Segment Open
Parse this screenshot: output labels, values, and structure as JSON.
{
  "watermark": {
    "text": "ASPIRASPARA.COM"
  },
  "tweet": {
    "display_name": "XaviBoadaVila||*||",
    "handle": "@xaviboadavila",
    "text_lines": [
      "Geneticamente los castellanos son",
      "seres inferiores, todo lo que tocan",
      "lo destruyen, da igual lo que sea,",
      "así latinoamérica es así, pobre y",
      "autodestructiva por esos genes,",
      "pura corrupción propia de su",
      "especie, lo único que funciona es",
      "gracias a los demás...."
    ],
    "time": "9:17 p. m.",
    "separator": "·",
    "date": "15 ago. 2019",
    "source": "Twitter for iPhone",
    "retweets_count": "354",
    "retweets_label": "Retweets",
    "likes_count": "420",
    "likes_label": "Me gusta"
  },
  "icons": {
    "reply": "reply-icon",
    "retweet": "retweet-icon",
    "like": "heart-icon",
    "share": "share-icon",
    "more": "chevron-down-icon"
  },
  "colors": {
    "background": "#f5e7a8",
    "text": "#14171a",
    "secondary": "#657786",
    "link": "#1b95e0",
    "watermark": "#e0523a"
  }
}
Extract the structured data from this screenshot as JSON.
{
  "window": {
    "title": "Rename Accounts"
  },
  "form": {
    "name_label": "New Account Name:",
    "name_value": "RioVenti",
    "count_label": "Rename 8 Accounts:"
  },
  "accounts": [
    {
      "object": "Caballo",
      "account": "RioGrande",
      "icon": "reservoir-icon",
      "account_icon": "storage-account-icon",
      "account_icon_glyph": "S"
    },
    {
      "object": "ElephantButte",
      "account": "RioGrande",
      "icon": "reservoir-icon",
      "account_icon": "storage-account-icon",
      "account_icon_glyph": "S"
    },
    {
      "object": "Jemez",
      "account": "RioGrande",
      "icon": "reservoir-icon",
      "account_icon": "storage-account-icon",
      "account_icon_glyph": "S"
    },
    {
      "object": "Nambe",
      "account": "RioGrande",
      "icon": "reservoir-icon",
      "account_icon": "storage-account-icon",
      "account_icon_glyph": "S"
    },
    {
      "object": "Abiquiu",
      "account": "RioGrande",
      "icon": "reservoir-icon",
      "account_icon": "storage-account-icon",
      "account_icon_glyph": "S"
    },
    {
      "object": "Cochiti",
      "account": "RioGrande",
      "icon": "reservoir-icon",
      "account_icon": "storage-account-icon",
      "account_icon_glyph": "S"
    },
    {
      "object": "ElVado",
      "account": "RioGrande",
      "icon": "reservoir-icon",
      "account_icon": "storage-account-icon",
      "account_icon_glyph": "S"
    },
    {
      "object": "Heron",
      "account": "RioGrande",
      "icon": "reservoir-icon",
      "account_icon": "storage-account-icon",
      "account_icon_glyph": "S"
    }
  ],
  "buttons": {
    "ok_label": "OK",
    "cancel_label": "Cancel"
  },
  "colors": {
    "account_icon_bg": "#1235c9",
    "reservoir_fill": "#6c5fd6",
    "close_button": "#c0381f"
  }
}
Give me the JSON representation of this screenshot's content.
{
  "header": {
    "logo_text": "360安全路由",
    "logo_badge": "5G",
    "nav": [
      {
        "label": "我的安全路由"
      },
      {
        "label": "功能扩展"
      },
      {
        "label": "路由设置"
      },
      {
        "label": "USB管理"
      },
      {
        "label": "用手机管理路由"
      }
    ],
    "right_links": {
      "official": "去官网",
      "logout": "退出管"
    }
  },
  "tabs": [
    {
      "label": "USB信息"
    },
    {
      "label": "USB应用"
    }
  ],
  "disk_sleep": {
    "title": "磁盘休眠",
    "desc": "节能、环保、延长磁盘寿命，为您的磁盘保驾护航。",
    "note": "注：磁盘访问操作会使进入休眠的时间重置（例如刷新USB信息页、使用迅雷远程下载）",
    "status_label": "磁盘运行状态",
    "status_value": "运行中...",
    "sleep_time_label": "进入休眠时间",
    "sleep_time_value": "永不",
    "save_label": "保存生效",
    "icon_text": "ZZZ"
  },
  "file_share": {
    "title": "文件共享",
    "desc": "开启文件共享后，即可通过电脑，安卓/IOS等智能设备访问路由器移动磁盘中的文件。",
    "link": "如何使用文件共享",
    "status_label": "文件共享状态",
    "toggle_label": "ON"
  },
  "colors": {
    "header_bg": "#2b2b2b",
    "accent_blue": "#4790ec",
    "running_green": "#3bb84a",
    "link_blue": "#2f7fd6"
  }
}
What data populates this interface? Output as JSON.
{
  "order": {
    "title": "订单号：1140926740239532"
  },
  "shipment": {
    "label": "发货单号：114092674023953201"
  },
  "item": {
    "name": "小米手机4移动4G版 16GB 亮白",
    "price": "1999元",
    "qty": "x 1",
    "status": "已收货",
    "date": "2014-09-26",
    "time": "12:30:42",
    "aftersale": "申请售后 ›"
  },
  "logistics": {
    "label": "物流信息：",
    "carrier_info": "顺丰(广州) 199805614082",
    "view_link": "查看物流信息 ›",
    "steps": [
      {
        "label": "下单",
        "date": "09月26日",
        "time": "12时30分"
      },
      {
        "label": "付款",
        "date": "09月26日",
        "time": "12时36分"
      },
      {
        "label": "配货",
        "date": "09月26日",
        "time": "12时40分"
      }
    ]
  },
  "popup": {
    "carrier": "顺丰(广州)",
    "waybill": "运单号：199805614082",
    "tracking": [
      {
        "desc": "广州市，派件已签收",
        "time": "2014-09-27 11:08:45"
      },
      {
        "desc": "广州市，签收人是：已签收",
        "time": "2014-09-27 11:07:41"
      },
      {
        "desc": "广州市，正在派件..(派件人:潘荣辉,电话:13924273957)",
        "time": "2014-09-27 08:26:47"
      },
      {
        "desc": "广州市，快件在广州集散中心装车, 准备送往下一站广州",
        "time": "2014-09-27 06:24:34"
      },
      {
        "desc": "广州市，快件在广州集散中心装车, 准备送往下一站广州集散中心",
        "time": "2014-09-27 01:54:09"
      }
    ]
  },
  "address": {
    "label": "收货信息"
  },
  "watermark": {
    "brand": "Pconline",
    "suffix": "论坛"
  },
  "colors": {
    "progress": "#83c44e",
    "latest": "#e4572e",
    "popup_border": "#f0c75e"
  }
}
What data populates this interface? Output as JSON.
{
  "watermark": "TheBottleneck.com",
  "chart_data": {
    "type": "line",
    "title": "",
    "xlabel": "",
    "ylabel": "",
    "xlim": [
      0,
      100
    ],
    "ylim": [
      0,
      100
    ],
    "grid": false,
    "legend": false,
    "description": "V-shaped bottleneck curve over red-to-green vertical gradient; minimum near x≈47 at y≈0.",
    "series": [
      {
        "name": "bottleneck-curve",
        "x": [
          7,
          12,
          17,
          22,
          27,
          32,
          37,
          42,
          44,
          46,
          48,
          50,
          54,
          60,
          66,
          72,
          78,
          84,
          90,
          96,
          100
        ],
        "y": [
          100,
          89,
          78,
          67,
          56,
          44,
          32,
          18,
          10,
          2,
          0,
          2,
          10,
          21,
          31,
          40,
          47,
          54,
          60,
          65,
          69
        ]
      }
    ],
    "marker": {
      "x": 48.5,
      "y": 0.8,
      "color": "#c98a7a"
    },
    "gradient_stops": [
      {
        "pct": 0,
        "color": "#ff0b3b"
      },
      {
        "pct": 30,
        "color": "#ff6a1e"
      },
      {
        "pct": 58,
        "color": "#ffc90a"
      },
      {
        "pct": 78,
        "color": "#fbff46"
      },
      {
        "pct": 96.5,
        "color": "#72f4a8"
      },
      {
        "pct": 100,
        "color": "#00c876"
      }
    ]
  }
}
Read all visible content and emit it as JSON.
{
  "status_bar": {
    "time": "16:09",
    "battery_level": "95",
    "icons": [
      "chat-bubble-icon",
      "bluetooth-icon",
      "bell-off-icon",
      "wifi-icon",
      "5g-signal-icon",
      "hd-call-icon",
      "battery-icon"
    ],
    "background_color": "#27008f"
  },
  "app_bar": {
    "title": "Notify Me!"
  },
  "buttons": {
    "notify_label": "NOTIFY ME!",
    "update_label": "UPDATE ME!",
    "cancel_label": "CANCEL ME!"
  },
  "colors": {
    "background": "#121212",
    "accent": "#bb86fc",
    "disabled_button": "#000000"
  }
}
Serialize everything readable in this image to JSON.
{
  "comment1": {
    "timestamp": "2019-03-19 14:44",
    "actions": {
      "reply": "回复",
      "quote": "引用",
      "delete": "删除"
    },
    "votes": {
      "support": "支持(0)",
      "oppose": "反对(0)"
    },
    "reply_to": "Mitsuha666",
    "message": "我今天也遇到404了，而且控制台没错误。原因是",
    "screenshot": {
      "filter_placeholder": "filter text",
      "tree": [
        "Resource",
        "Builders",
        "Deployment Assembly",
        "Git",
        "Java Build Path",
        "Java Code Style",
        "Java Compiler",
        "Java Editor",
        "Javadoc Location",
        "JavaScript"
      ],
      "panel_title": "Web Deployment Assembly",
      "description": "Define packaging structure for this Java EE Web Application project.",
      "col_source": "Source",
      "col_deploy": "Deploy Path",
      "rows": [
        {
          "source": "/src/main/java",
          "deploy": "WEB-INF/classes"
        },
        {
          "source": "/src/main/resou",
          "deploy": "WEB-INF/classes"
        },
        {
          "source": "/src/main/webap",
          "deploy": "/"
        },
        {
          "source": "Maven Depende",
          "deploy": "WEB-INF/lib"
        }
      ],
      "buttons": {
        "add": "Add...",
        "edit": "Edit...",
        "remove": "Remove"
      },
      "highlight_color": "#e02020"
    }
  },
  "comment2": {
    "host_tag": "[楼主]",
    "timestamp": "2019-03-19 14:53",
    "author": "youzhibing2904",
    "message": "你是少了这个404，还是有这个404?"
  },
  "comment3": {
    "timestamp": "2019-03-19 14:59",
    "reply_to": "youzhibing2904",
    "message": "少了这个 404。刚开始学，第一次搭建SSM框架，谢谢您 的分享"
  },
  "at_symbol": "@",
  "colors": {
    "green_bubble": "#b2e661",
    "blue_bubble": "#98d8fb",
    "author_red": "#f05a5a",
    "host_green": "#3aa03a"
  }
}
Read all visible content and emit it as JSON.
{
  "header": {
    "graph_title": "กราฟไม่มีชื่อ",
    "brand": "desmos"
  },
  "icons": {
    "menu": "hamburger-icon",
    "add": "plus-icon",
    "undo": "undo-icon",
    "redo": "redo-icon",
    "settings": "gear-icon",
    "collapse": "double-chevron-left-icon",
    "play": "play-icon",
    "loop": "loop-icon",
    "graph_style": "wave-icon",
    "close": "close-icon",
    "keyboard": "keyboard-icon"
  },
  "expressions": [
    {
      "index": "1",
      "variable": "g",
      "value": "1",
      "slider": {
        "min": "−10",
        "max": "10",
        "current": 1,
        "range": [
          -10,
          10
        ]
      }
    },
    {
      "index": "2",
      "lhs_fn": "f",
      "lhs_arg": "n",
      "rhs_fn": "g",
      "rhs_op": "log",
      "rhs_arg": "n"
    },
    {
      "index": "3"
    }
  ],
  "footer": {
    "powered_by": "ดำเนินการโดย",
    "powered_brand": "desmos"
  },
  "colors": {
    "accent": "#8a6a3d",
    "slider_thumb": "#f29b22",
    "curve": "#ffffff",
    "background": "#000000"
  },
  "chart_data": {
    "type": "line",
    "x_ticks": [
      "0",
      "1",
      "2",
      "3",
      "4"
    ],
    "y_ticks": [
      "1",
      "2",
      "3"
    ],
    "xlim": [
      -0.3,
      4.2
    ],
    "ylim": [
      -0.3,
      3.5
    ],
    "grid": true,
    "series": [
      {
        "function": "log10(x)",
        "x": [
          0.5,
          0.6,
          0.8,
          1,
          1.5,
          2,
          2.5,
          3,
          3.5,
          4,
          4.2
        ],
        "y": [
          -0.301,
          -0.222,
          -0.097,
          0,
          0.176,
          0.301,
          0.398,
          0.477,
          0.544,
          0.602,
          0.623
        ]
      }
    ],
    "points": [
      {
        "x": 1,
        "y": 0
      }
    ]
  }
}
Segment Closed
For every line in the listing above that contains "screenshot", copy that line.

ANSWER FOR THE TASK
Parse this screenshot: output labels, values, and structure as JSON.
Extract the structured data from this screenshot as JSON.
Give me the JSON representation of this screenshot's content.
    "screenshot": {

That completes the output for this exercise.